The Bank of Japan issued a monetary statement today that surprised some market observers because it included no change in interest rates or the total notional amount of easing. Instead, the Bank of Japan said that it will alter the monthly volume of asset purchase and focus on controlling the yield curve. While Bank of Japan governor Haruhiko Kuroda brushed aside questions during an accompanying press conference over whether he and his team have reached the limits of policy action, many analysts noted that the central bank now owns more than a third of bonds issued by the Japanese government. After the statement, the yen fell slightly versus the U.S. dollar, Japanese ten-year government bond slid to a positive yield for the first time in six months and stocks rose sharply during late trading in Tokyo. For banks, the news was welcome relief. In recent weeks, many Japanese bankers have argued that the current negative-rate environment is destroying the ability of lenders to achieve positive returns. Investors now turn their attention to the U.S. and the Federal Open Market Committee announcement later today, with many still asking whether the end of global central bank intervention has finally arrived.
OECD lowers forecasts. In a report issued today, the Organization for Economic Cooperation and Development cut global GDP projections for 2016 and 2017 to 2.9 percent and 3.2 percent, respectively, a reduction of 0.1 for both. According to the Paris-based body, slowing global trade is a primary driver for the lower outlook. The report warned that the current climate of protectionist political rhetoric in many countries threatens to further curb growth.
FedEx beats forecasts. Yesterday FedEx Corp. released financial results after equity markets closed, besting consensus analyst estimates. The global delivery giant reported earnings per share of $2.90 for the first fiscal quarter, well above Wall Street targets. Full-year earnings projection by management fell short of expectations, but only after being subject to adjustment for pension liabilities.
Microsoft to repurchase shares, increase dividend.Microsoft Corp. unveiled plans yesterday to repurchase stock in an amount that, at current value, would account for 10 percent of the current shares outstanding.
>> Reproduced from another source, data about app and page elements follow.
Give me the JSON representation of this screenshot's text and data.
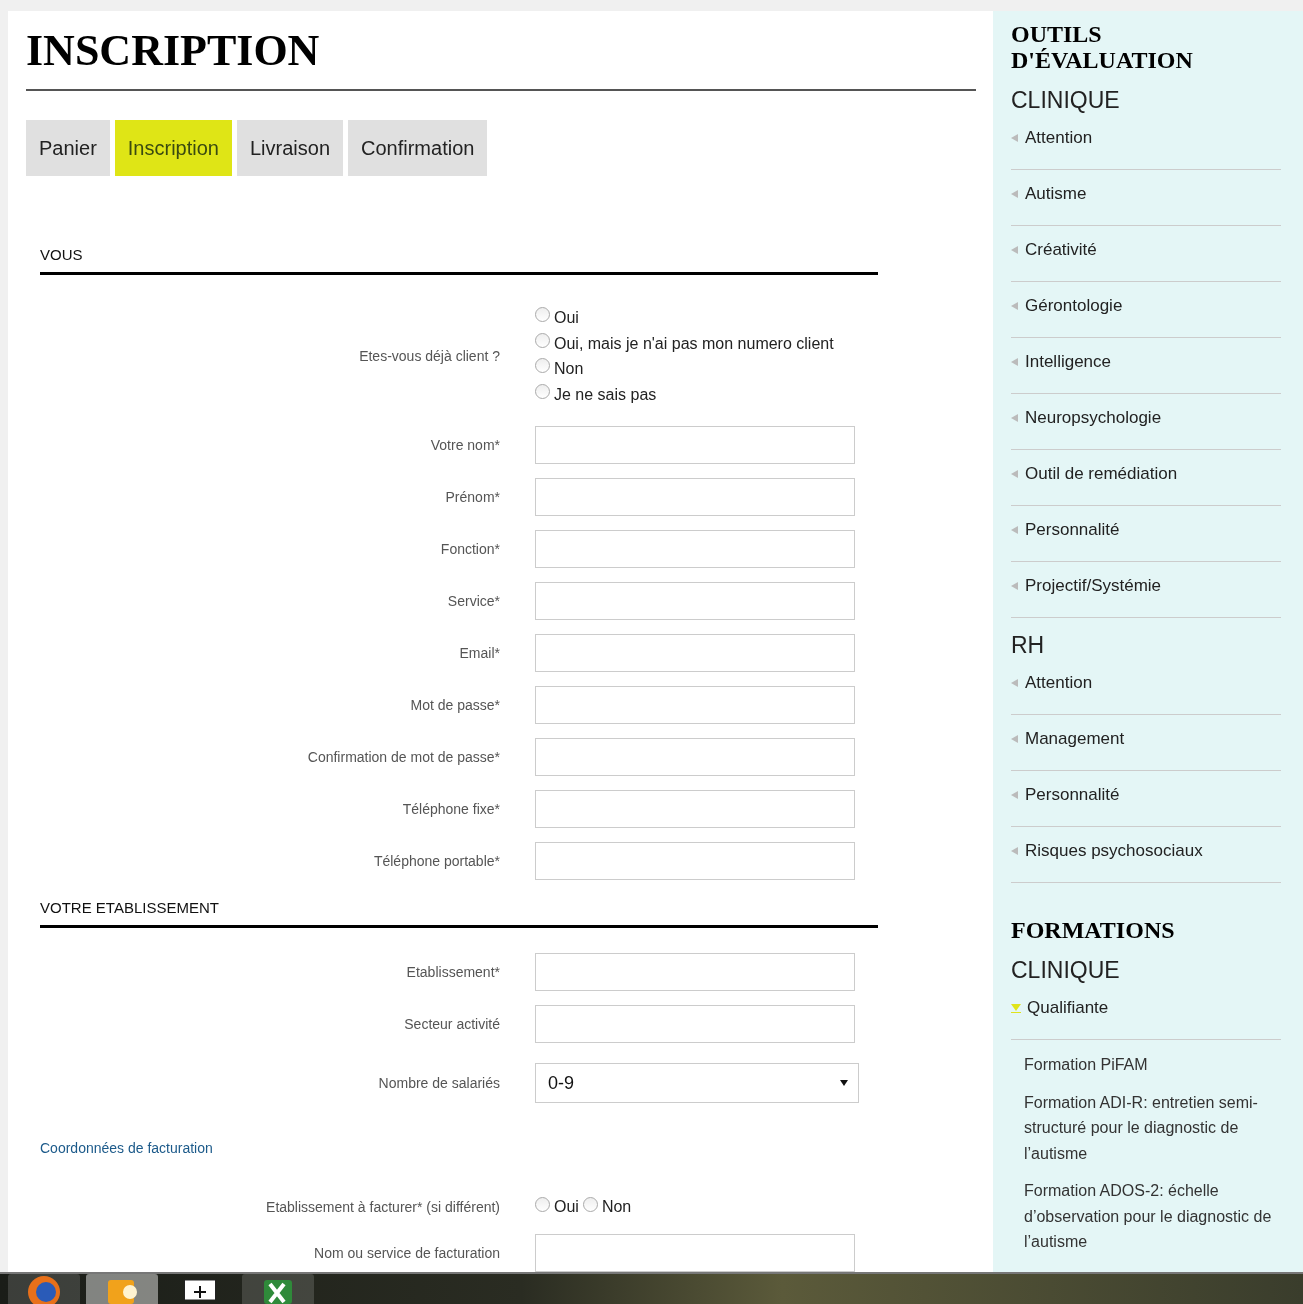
{
  "title": "INSCRIPTION",
  "steps": [
    {
      "label": "Panier",
      "selected": false
    },
    {
      "label": "Inscription",
      "selected": true
    },
    {
      "label": "Livraison",
      "selected": false
    },
    {
      "label": "Confirmation",
      "selected": false
    }
  ],
  "form": [
    {
      "kind": "section",
      "title": "VOUS"
    },
    {
      "kind": "radio-list",
      "label": "Etes-vous déjà client ?",
      "options": [
        {
          "label": "Oui",
          "selected": false
        },
        {
          "label": "Oui, mais je n'ai pas mon numero client",
          "selected": false
        },
        {
          "label": "Non",
          "selected": false
        },
        {
          "label": "Je ne sais pas",
          "selected": false
        }
      ]
    },
    {
      "kind": "text",
      "label": "Votre nom*"
    },
    {
      "kind": "text",
      "label": "Prénom*"
    },
    {
      "kind": "text",
      "label": "Fonction*"
    },
    {
      "kind": "text",
      "label": "Service*"
    },
    {
      "kind": "text",
      "label": "Email*"
    },
    {
      "kind": "text",
      "label": "Mot de passe*"
    },
    {
      "kind": "text",
      "label": "Confirmation de mot de passe*"
    },
    {
      "kind": "text",
      "label": "Téléphone fixe*"
    },
    {
      "kind": "text",
      "label": "Téléphone portable*"
    },
    {
      "kind": "section",
      "title": "VOTRE ETABLISSEMENT"
    },
    {
      "kind": "text",
      "label": "Etablissement*"
    },
    {
      "kind": "text",
      "label": "Secteur activité"
    },
    {
      "kind": "select",
      "label": "Nombre de salariés",
      "value": "0-9"
    },
    {
      "kind": "link",
      "label": "Coordonnées de facturation"
    },
    {
      "kind": "radio-inline",
      "label": "Etablissement à facturer* (si différent)",
      "options": [
        {
          "label": "Oui",
          "selected": false
        },
        {
          "label": "Non",
          "selected": false
        }
      ]
    },
    {
      "kind": "text",
      "label": "Nom ou service de facturation"
    }
  ],
  "sidebar": [
    {
      "heading": "OUTILS D'ÉVALUATION",
      "groups": [
        {
          "title": "CLINIQUE",
          "items": [
            {
              "label": "Attention",
              "expanded": false
            },
            {
              "label": "Autisme",
              "expanded": false
            },
            {
              "label": "Créativité",
              "expanded": false
            },
            {
              "label": "Gérontologie",
              "expanded": false
            },
            {
              "label": "Intelligence",
              "expanded": false
            },
            {
              "label": "Neuropsychologie",
              "expanded": false
            },
            {
              "label": "Outil de remédiation",
              "expanded": false
            },
            {
              "label": "Personnalité",
              "expanded": false
            },
            {
              "label": "Projectif/Systémie",
              "expanded": false
            }
          ]
        },
        {
          "title": "RH",
          "items": [
            {
              "label": "Attention",
              "expanded": false
            },
            {
              "label": "Management",
              "expanded": false
            },
            {
              "label": "Personnalité",
              "expanded": false
            },
            {
              "label": "Risques psychosociaux",
              "expanded": false
            }
          ]
        }
      ]
    },
    {
      "heading": "FORMATIONS",
      "groups": [
        {
          "title": "CLINIQUE",
          "items": [
            {
              "label": "Qualifiante",
              "expanded": true,
              "children": [
                {
                  "label": "Formation PiFAM"
                },
                {
                  "label": "Formation ADI-R: entretien semi-structuré pour le diagnostic de l’autisme"
                },
                {
                  "label": "Formation ADOS-2: échelle d’observation pour le diagnostic de l’autisme"
                }
              ]
            }
          ]
        }
      ]
    }
  ]
}
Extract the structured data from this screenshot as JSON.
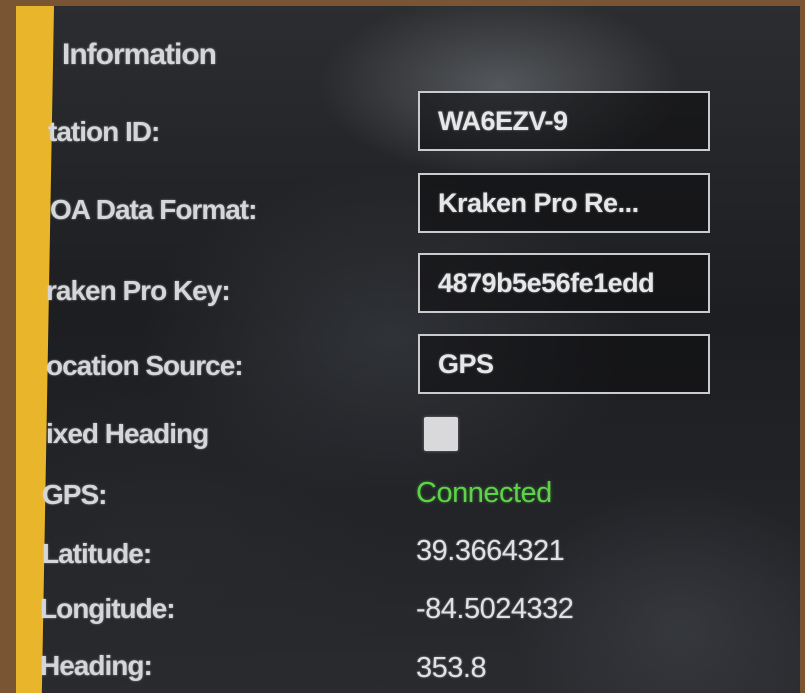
{
  "section": {
    "title": "Information"
  },
  "form": {
    "station_id": {
      "label": "tation ID:",
      "value": "WA6EZV-9"
    },
    "doa_format": {
      "label": "OA Data Format:",
      "value": "Kraken Pro Re..."
    },
    "kraken_key": {
      "label": "raken Pro Key:",
      "value": "4879b5e56fe1edd"
    },
    "location_source": {
      "label": "ocation Source:",
      "value": "GPS"
    },
    "fixed_heading": {
      "label": "ixed Heading",
      "checked": false
    }
  },
  "status": {
    "gps": {
      "label": "GPS:",
      "value": "Connected",
      "color": "#5ed34a"
    },
    "latitude": {
      "label": "Latitude:",
      "value": "39.3664321"
    },
    "longitude": {
      "label": "Longitude:",
      "value": "-84.5024332"
    },
    "heading": {
      "label": "Heading:",
      "value": "353.8"
    }
  },
  "colors": {
    "frame": "#7a5534",
    "accent_strip": "#e9b52a",
    "connected": "#5ed34a"
  }
}
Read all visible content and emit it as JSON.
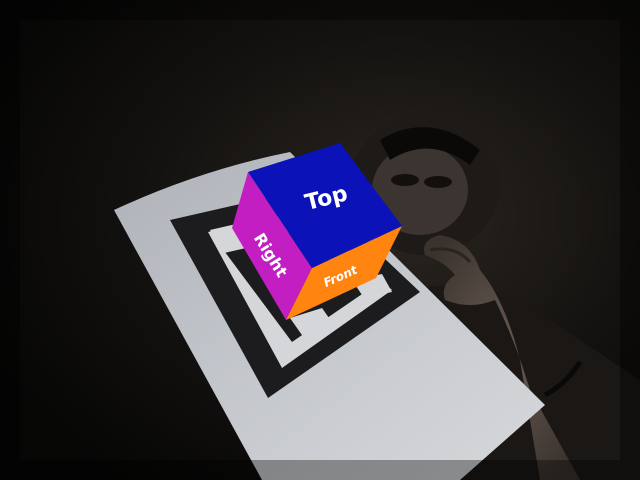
{
  "cube": {
    "top_label": "Top",
    "right_label": "Right",
    "front_label": "Front",
    "colors": {
      "top": "#0a12b8",
      "right": "#c21ec2",
      "front": "#ff8410"
    }
  },
  "scene": {
    "background": "#0d0c0a",
    "marker_paper": "#c8cacd",
    "marker_ink": "#1a1a1a"
  }
}
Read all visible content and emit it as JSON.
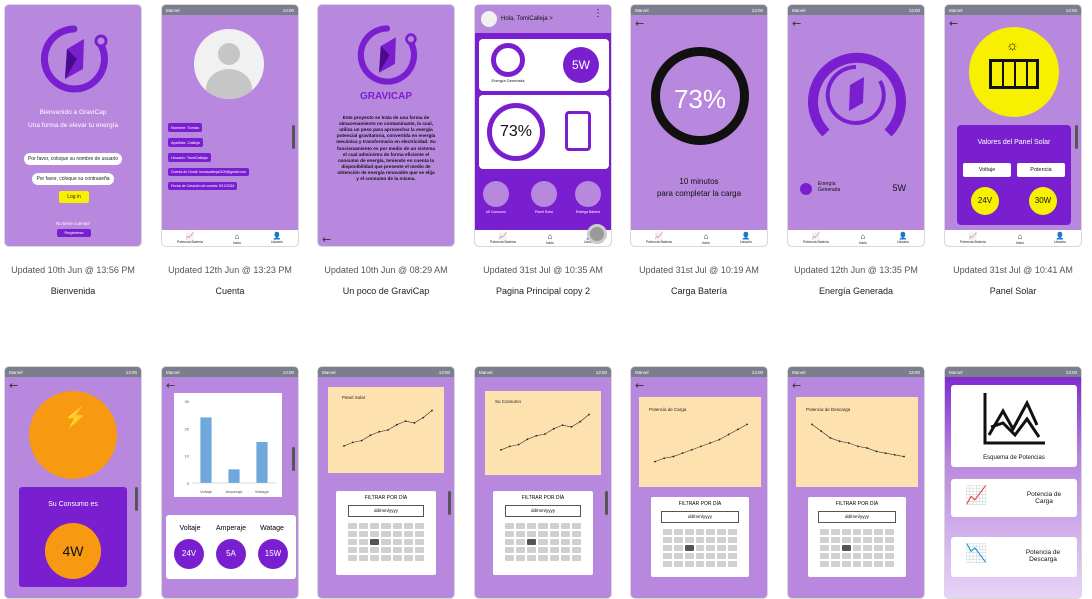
{
  "status": {
    "carrier": "Marvel",
    "time": "13:00"
  },
  "nav": {
    "bateria": "Potencia Batería",
    "inicio": "Inicio",
    "usuario": "Usuario"
  },
  "cards": [
    {
      "name": "Bienvenida",
      "updated": "Updated 10th Jun @ 13:56 PM"
    },
    {
      "name": "Cuenta",
      "updated": "Updated 12th Jun @ 13:23 PM"
    },
    {
      "name": "Un poco de GraviCap",
      "updated": "Updated 10th Jun @ 08:29 AM"
    },
    {
      "name": "Pagina Principal copy 2",
      "updated": "Updated 31st Jul @ 10:35 AM"
    },
    {
      "name": "Carga Batería",
      "updated": "Updated 31st Jul @ 10:19 AM"
    },
    {
      "name": "Energía Generada",
      "updated": "Updated 12th Jun @ 13:35 PM"
    },
    {
      "name": "Panel Solar",
      "updated": "Updated 31st Jul @ 10:41 AM"
    }
  ],
  "bienvenida": {
    "welcome": "Bienvenido a GraviCap",
    "tagline": "Una forma de elevar tu energía",
    "user_ph": "Por favor, coloque su nombre de usuario",
    "pass_ph": "Por favor, coloque su contraseña",
    "login": "Log in",
    "no_account": "No tiene cuenta?",
    "register": "Registrese"
  },
  "cuenta": {
    "fields": [
      "Nombre: Tomas",
      "Apellido: Calleja",
      "Usuario: TomiCalleja",
      "Cuenta de Gmail: tomascalleja0109@gmail.com",
      "Fecha de Creación de cuenta: 9/12/2024"
    ]
  },
  "gravicap": {
    "brand": "GRAVICAP",
    "text": "Este proyecto se trata de una forma de almacenamiento no contaminante, la cual, utiliza un peso para aprovechar la energía potencial gravitatoria, convertida en energía mecánica y transformaria en electricidad. Su funcionamiento es por medio de un sistema el cual administra de forma eficiente el consumo de energía, teniendo en cuenta la disponibilidad que presente el medio de obtención de energía renovable que se elija y el consumo de la misma."
  },
  "principal": {
    "greeting": "Hola, TomiCalleja >",
    "energy_label": "Energía Generada",
    "power": "5W",
    "battery": "73%",
    "mi_consumo": "Mi Consumo",
    "panel_solar": "Panel Solar",
    "entrega_bateria": "Entrega Batería"
  },
  "carga": {
    "percent": "73%",
    "remaining": "10 minutos",
    "remaining2": "para completar la carga"
  },
  "energia": {
    "label": "Energía Generada",
    "value": "5W"
  },
  "panel": {
    "title": "Valores del Panel Solar",
    "voltaje": "Voltaje",
    "potencia": "Potencia",
    "v_val": "24V",
    "p_val": "30W"
  },
  "consumo": {
    "title": "Su Consumo es",
    "value": "4W"
  },
  "barras": {
    "labels": [
      "Voltaje",
      "Amperaje",
      "Watage"
    ],
    "values": [
      24,
      5,
      15
    ],
    "ylim": [
      0,
      30
    ],
    "ticks": [
      "30",
      "20",
      "10",
      "0"
    ],
    "bottom_labels": [
      "Voltaje",
      "Amperaje",
      "Watage"
    ],
    "bottom_values": [
      "24V",
      "5A",
      "15W"
    ]
  },
  "graficos": {
    "panel": "Panel Solar",
    "consumo": "Su Consumo",
    "carga": "Potencia de Carga",
    "descarga": "Potencia de Descarga",
    "filtrar": "FILTRAR POR DÍA",
    "date_ph": "dd/mm/yyyy",
    "trend_up": [
      2,
      3,
      3.5,
      5,
      6,
      6.5,
      8,
      9,
      8.5,
      10,
      12
    ],
    "trend_carga": [
      1,
      2,
      2.5,
      3.5,
      4.5,
      5.5,
      6.5,
      7.5,
      9,
      10.5,
      12
    ],
    "trend_descarga": [
      12,
      10,
      8,
      7,
      6.5,
      5.5,
      5,
      4,
      3.5,
      3,
      2.5
    ]
  },
  "esquema": {
    "title": "Esquema de Potencias",
    "carga": "Potencia de Carga",
    "descarga": "Potencia de Descarga"
  },
  "colors": {
    "lilac": "#b887de",
    "purple": "#7a1fd0",
    "yellow": "#f7f000",
    "orange": "#f79a12"
  }
}
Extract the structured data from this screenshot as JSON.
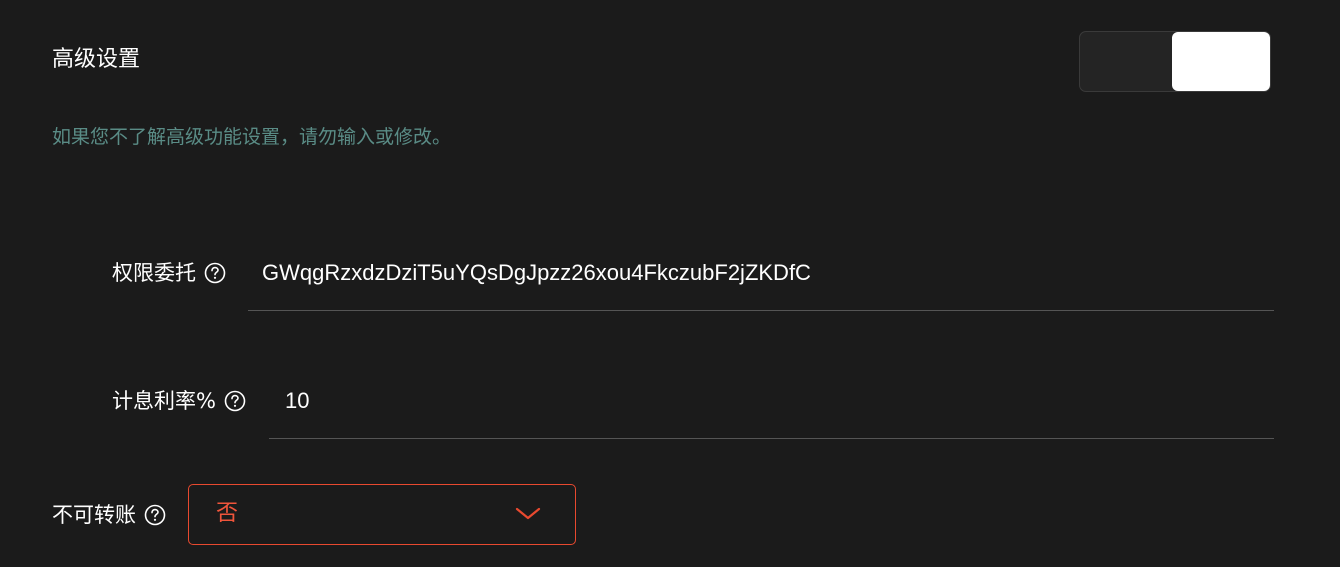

The firm also pledged to increase the dividend to shareholders by three cents a quarter, to 39 cents per share, up 8 percent. The company intends to conclude the share repurchase program before year end.
SEC looks at Exxon over climate-change accounting. Media outlets reported today that the U.S. Securities and Exchange Commission has begun a formal probe into the accounting employed by ExxonMobil Corp. for future environmental liabilities, a potentially significant change in regulatory focus. The investigation comes on the heels of a similar study launched by the New York Attorney Generals office last year.
China Postal Savings Bank raises over $7 billion in IPO. Postal Savings Bank of China debuted as a public company in Hong Kong today, with an initial public offering that raised more than $7 billion, making it the largest IPO of 2016. Shares will begin trading freely on September 28. The bank plans to invest the proceeds into expansion, as Chinas middle class grows and requires more financial services.